#### Brief
Filter the entries below, keeping every line that has the word "emoji".

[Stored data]
[Start of section]

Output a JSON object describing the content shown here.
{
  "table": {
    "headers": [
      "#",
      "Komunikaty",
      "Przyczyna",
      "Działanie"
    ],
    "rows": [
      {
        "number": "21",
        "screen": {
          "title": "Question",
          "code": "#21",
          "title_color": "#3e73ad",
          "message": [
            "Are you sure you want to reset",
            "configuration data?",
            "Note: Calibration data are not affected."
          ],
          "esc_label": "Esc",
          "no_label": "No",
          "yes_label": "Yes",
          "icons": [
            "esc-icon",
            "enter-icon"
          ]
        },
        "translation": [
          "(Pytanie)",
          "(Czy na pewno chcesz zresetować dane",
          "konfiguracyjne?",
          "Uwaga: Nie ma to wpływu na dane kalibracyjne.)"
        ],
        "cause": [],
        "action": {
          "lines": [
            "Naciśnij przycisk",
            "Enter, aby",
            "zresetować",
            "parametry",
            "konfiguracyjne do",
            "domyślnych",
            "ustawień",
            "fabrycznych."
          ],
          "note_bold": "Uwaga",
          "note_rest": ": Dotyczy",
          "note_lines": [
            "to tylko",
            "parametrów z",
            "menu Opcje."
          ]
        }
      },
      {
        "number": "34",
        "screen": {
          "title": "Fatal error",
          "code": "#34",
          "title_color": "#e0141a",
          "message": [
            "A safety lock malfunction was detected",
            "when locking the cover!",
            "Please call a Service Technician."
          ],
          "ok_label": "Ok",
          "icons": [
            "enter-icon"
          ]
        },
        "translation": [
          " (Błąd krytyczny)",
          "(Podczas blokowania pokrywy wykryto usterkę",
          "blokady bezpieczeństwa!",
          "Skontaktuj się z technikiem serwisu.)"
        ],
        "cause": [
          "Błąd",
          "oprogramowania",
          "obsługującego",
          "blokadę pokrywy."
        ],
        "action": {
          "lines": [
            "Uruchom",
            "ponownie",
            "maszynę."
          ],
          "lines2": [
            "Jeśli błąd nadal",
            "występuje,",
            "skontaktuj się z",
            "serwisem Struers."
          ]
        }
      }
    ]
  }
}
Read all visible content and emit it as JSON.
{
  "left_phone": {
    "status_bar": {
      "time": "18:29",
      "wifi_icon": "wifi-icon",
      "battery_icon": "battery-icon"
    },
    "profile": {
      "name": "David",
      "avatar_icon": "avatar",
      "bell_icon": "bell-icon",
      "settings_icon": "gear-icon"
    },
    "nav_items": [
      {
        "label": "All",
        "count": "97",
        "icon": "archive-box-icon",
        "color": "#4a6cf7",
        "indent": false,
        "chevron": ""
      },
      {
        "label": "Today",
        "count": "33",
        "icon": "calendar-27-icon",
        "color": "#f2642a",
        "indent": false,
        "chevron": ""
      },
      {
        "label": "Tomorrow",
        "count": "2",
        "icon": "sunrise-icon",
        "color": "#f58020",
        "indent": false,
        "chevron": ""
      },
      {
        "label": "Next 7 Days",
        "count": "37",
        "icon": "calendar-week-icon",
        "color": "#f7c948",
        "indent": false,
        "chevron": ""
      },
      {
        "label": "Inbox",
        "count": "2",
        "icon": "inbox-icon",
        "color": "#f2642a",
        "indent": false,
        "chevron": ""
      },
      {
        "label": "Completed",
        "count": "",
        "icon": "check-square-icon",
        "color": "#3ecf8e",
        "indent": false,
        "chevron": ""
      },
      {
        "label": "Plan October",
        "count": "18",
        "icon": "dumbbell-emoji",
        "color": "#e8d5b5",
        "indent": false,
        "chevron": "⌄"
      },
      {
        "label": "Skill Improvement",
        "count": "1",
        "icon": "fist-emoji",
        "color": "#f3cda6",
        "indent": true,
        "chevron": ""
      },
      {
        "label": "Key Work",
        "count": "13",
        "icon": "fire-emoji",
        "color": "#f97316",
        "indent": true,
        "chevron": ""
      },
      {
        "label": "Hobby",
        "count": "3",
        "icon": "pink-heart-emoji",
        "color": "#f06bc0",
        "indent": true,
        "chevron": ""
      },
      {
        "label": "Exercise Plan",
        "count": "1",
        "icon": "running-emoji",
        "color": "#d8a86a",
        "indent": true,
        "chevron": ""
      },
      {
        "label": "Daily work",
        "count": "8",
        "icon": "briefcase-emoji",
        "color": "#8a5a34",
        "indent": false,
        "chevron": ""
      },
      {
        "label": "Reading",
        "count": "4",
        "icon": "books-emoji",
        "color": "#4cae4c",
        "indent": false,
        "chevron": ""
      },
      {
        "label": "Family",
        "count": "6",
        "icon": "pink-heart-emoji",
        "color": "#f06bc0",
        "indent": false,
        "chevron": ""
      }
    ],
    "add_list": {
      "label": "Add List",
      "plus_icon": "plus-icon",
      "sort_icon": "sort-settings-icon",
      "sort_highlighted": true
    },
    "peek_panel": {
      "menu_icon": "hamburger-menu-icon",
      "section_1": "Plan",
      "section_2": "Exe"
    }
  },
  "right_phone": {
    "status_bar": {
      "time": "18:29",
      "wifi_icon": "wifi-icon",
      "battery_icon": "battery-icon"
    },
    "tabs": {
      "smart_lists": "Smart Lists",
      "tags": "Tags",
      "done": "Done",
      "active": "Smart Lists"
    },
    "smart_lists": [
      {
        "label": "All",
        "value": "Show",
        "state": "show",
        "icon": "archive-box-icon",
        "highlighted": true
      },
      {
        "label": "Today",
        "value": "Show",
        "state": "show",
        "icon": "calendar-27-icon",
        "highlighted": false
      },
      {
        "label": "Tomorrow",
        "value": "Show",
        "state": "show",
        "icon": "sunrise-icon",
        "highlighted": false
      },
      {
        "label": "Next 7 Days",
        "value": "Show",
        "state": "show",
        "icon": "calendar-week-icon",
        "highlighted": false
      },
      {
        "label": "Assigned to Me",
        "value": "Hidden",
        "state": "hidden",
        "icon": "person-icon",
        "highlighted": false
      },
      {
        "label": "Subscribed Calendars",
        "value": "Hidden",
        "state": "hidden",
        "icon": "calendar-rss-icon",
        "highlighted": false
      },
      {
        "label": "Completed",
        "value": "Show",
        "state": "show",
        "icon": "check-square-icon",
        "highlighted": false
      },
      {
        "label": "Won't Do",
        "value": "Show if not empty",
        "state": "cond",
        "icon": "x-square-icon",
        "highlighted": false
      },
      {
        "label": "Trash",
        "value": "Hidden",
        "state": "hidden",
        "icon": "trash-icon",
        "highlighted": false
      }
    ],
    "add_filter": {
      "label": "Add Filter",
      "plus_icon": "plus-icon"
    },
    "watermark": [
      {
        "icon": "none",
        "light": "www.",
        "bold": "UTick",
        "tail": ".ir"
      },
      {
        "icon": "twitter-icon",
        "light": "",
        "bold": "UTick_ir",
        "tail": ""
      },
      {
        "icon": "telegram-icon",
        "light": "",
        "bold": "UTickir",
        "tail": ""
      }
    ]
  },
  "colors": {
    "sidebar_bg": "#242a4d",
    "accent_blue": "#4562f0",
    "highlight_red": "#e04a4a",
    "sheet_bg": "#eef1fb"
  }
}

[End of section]

#### Exercise response
        "icon": "dumbbell-emoji",
        "icon": "fist-emoji",
        "icon": "fire-emoji",
        "icon": "pink-heart-emoji",
        "icon": "running-emoji",
        "icon": "briefcase-emoji",
        "icon": "books-emoji",
        "icon": "pink-heart-emoji",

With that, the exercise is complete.